- WORK INSTRUCTIONS -
From the entries below, gather every line containing the string "into".

*** RECORDS ***

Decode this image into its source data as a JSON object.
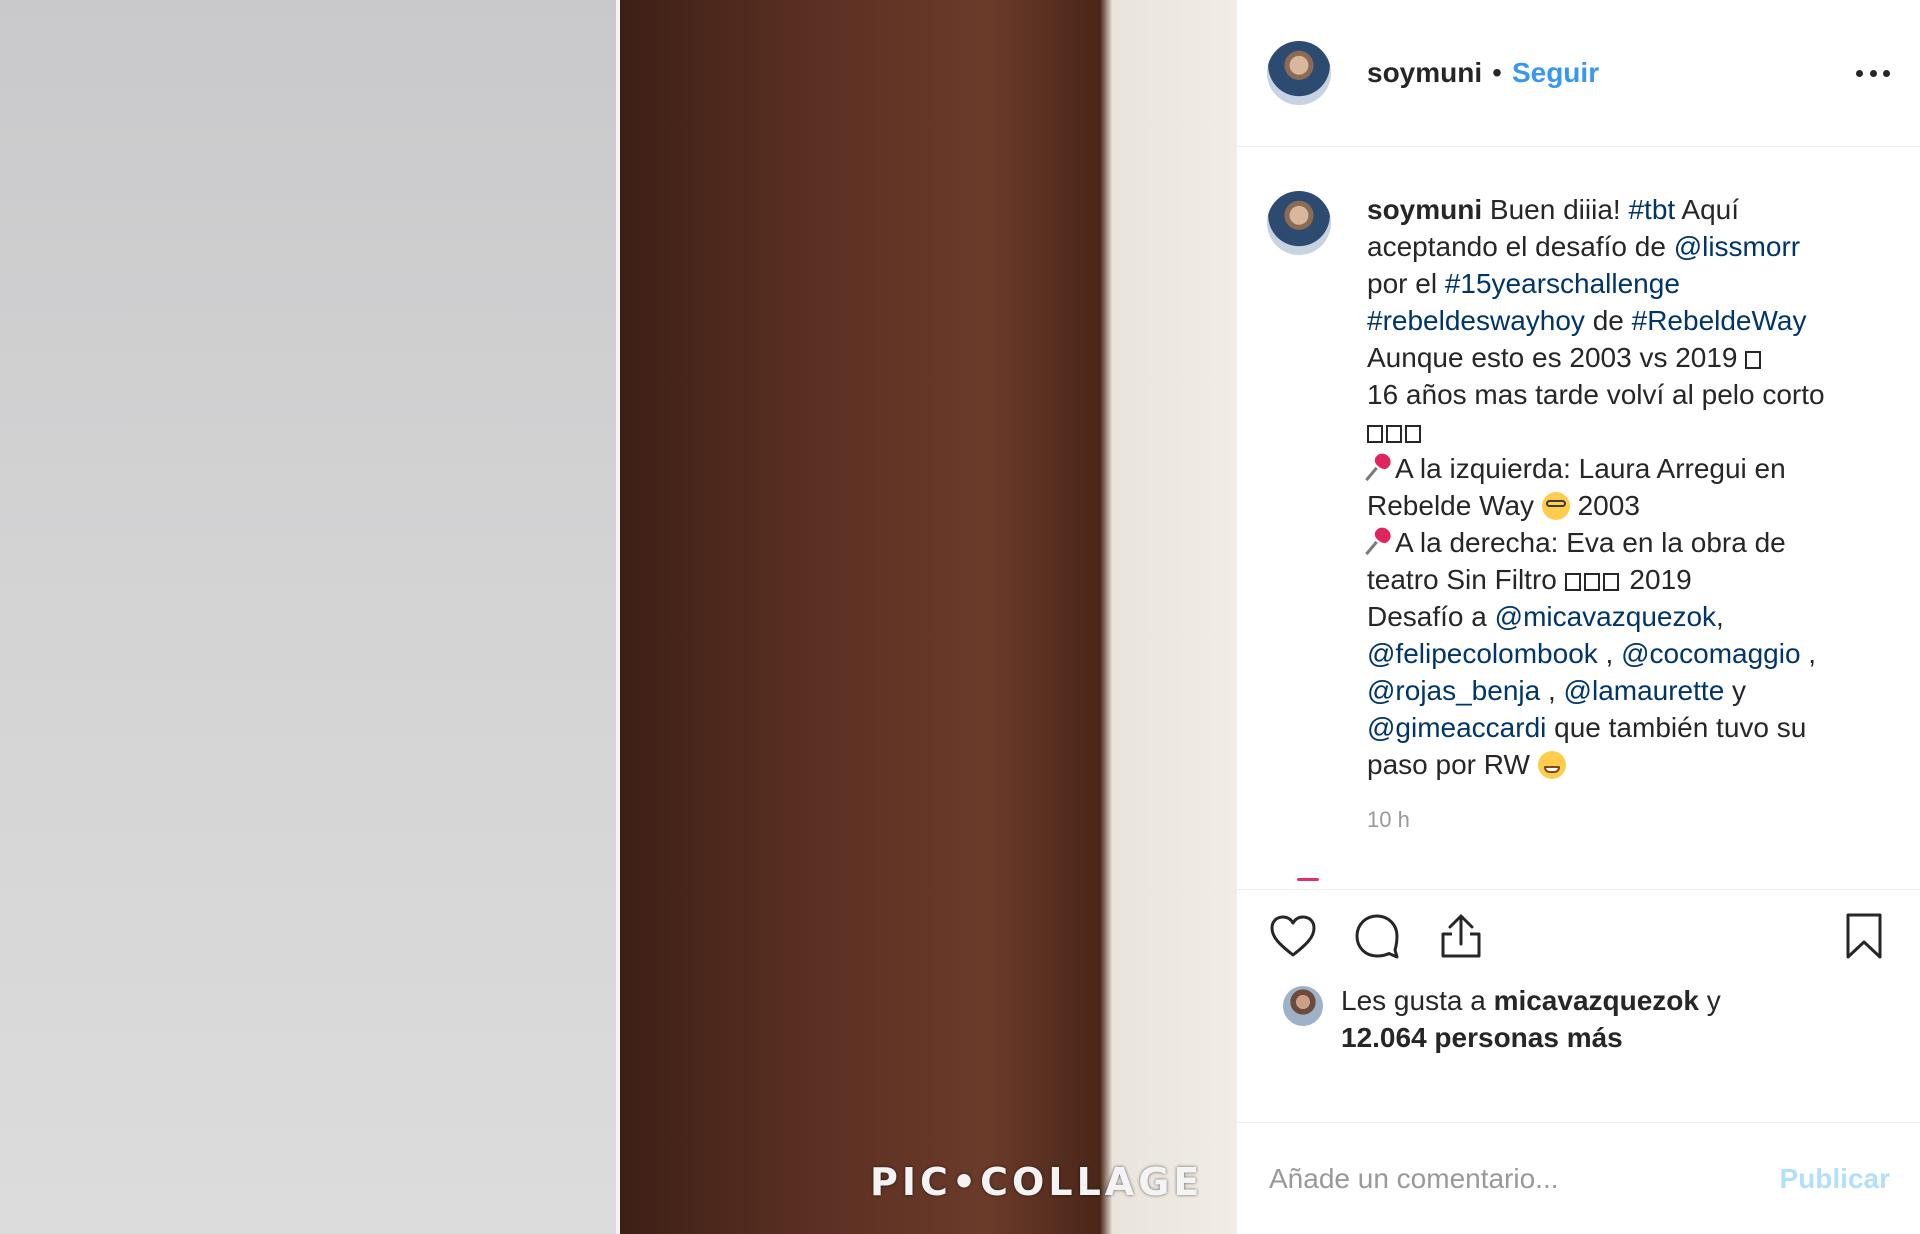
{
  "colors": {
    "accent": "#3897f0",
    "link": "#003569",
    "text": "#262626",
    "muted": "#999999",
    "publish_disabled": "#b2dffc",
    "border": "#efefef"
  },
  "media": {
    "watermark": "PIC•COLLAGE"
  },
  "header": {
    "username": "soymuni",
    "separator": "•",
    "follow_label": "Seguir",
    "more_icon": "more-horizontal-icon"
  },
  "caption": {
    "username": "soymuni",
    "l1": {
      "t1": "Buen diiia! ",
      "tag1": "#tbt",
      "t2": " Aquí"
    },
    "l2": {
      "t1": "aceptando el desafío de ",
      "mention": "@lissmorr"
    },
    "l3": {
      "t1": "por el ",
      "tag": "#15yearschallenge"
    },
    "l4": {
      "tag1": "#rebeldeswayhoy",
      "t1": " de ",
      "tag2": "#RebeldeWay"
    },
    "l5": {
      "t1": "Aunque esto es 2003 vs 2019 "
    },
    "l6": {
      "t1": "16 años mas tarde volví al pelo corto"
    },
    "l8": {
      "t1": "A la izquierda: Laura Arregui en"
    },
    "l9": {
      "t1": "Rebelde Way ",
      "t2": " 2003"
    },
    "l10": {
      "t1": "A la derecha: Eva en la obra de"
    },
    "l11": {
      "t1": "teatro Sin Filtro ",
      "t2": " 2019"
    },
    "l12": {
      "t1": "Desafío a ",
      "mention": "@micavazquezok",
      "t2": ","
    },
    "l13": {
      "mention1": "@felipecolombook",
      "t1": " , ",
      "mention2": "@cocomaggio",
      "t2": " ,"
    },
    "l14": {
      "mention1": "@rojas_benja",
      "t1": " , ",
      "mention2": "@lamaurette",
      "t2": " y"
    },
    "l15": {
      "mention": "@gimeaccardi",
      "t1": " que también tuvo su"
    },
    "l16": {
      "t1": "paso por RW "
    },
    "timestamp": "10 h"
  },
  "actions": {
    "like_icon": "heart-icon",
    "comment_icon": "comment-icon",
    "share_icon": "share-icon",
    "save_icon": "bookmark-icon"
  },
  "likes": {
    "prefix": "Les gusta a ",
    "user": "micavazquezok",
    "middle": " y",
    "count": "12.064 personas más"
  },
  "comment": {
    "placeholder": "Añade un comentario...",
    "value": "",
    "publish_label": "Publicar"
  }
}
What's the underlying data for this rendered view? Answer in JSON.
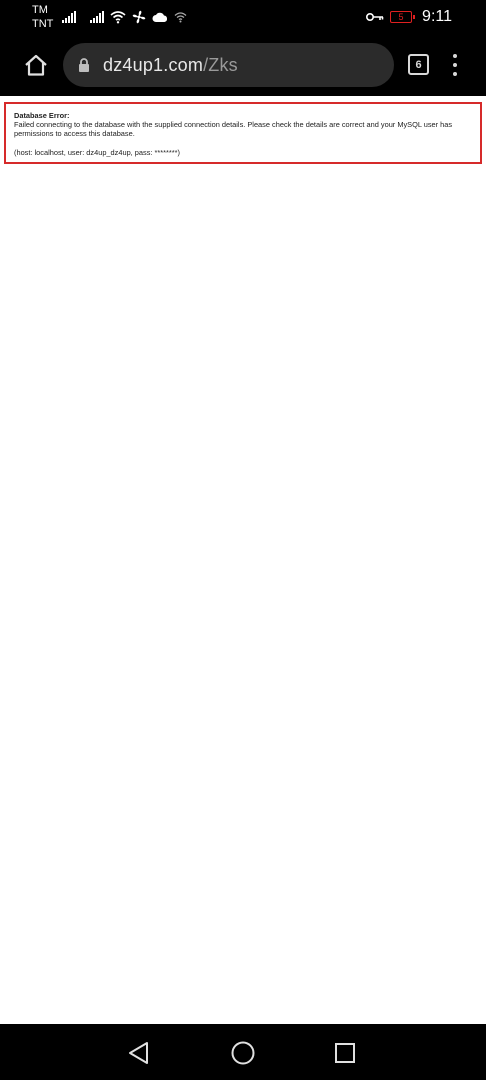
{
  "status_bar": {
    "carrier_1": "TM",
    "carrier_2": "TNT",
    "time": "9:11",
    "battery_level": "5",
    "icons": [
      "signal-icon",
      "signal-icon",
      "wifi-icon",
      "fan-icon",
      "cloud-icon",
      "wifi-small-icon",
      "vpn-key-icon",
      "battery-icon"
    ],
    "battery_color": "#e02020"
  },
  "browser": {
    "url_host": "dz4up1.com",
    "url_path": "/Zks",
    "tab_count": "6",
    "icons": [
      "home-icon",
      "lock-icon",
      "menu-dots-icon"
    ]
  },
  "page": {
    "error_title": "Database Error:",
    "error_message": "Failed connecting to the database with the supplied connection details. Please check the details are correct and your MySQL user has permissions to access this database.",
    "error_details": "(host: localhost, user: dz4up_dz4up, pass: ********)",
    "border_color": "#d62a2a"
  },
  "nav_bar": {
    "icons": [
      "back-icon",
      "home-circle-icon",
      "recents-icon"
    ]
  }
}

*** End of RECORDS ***
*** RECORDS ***

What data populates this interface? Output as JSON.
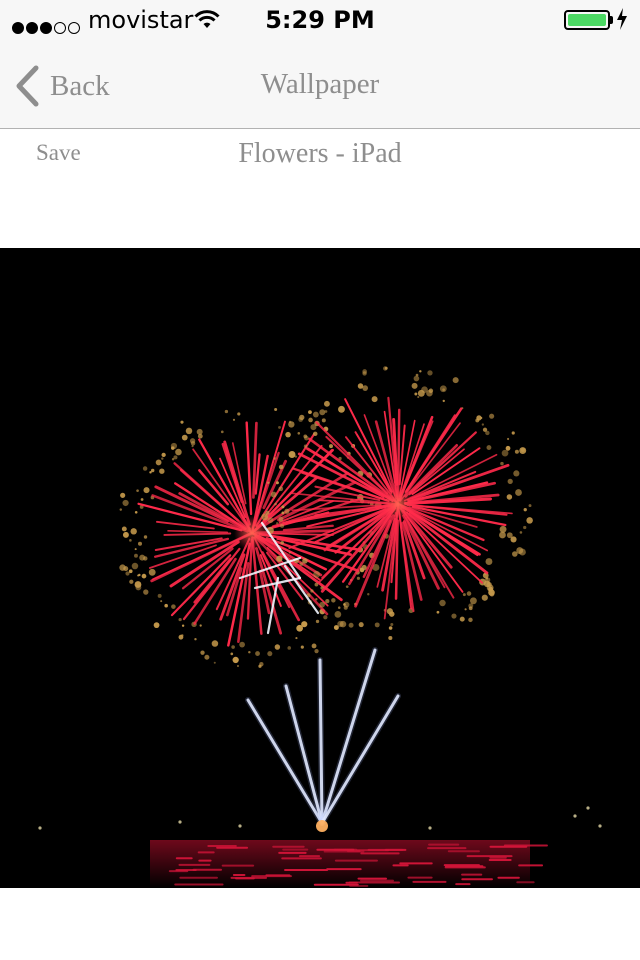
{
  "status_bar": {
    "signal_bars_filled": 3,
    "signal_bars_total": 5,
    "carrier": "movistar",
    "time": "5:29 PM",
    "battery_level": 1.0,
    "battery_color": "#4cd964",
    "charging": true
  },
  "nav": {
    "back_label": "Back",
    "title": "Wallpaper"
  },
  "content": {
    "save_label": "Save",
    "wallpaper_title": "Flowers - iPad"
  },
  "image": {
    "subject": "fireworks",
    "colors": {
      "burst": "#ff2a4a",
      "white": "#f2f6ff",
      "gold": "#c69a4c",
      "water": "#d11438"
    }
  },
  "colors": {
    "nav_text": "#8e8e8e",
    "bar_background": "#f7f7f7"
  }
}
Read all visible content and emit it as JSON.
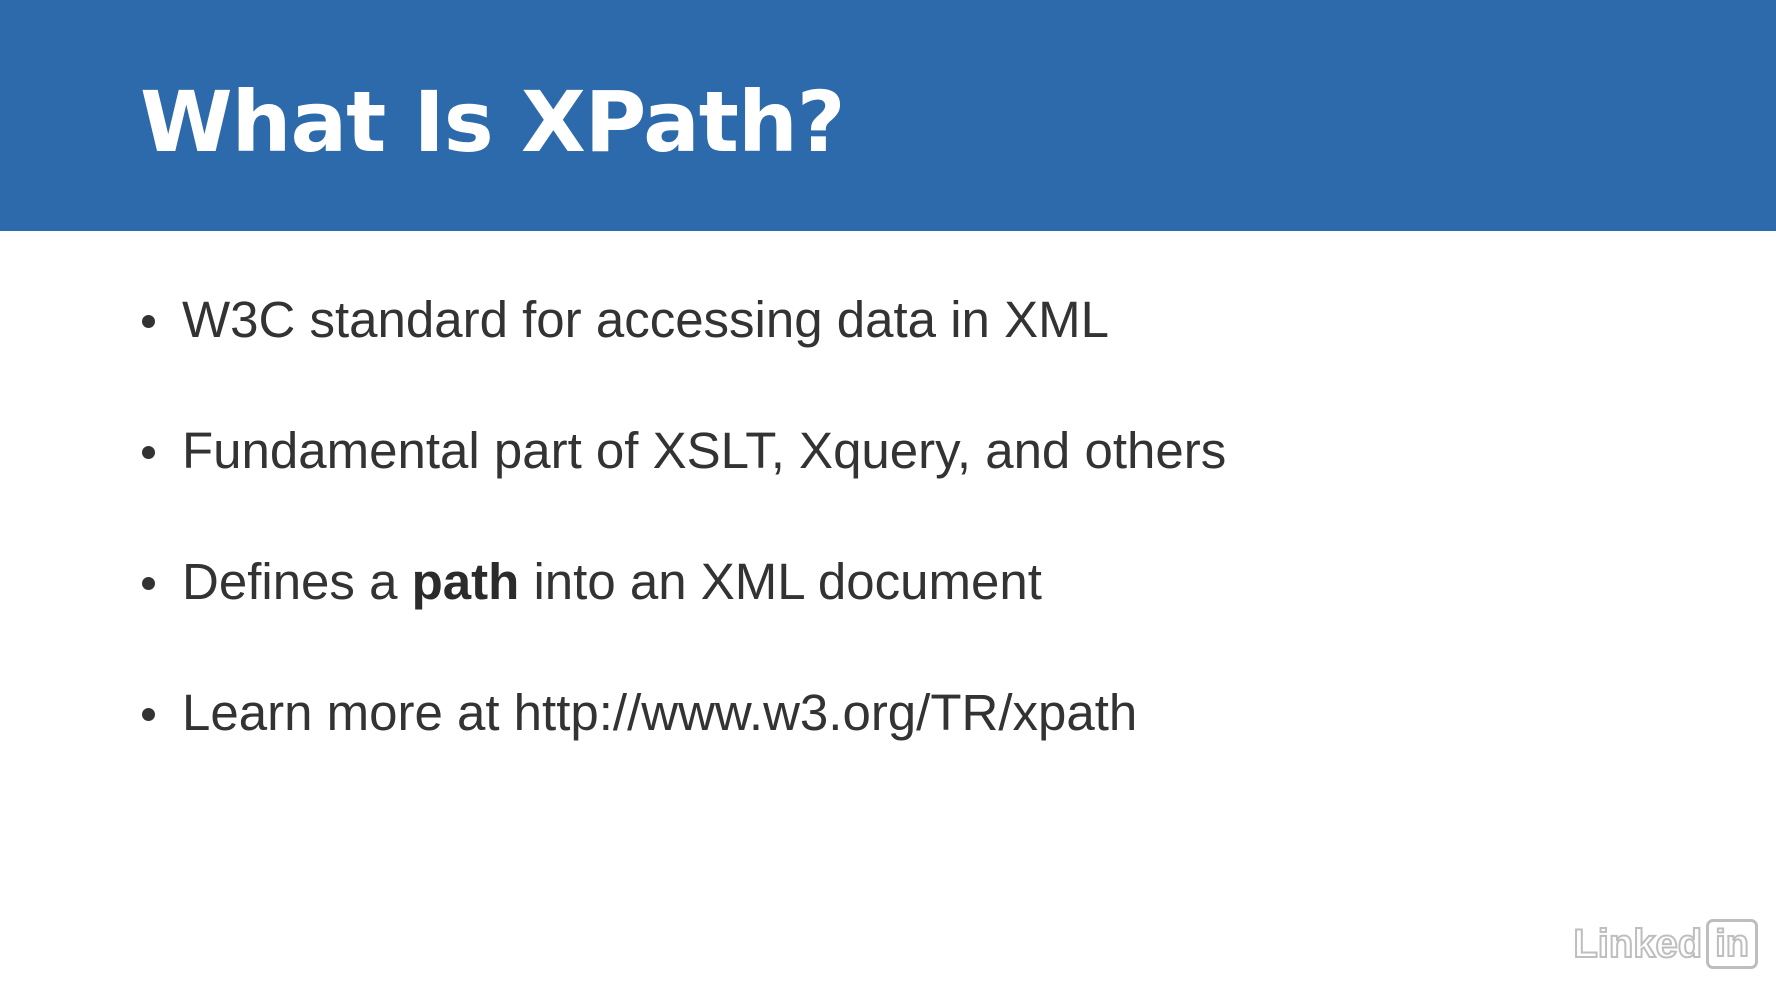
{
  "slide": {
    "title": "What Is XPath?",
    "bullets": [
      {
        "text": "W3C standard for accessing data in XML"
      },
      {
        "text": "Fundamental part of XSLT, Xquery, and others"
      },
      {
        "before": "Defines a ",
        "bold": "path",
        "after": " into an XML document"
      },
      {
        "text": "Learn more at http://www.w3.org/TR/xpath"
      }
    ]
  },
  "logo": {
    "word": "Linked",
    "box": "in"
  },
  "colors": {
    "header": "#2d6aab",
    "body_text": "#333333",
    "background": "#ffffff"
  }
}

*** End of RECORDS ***
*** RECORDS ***

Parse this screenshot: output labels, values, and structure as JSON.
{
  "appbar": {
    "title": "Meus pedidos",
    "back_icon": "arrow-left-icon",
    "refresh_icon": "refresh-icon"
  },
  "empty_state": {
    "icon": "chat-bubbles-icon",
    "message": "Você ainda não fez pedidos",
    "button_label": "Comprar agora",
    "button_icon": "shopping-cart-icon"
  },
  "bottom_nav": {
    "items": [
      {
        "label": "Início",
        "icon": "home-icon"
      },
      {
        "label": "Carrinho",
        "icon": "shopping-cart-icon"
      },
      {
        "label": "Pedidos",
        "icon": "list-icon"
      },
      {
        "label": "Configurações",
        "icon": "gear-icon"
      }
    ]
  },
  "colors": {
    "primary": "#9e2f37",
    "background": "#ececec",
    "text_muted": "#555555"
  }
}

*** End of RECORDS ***

- EXERCISE RESPONSE -
Decode this image into its source data as a JSON object.
        "after": " into an XML document"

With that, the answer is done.